- [Work task]
Whatever the records below say, write them all out exactly.
▬▬▬▬▬▬
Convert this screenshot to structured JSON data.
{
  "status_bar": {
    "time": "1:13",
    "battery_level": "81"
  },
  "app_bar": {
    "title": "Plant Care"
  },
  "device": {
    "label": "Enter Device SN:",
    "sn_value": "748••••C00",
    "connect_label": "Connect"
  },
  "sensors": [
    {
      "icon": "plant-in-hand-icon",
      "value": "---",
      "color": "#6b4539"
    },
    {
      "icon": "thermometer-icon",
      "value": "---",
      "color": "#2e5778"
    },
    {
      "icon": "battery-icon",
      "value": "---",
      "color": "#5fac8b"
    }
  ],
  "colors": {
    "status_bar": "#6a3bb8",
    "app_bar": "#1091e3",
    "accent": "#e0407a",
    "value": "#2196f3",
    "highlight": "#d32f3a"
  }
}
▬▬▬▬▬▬
- [Finished exercise]
Convert this screenshot to structured JSON data.
{
  "status_bar": {
    "time": "1:13",
    "battery_level": "81"
  },
  "app_bar": {
    "title": "Plant Care"
  },
  "device": {
    "label": "Enter Device SN:",
    "sn_value": "748••••C00",
    "connect_label": "Connect"
  },
  "sensors": [
    {
      "icon": "plant-in-hand-icon",
      "value": "---",
      "color": "#6b4539"
    },
    {
      "icon": "thermometer-icon",
      "value": "---",
      "color": "#2e5778"
    },
    {
      "icon": "battery-icon",
      "value": "---",
      "color": "#5fac8b"
    }
  ],
  "colors": {
    "status_bar": "#6a3bb8",
    "app_bar": "#1091e3",
    "accent": "#e0407a",
    "value": "#2196f3",
    "highlight": "#d32f3a"
  }
}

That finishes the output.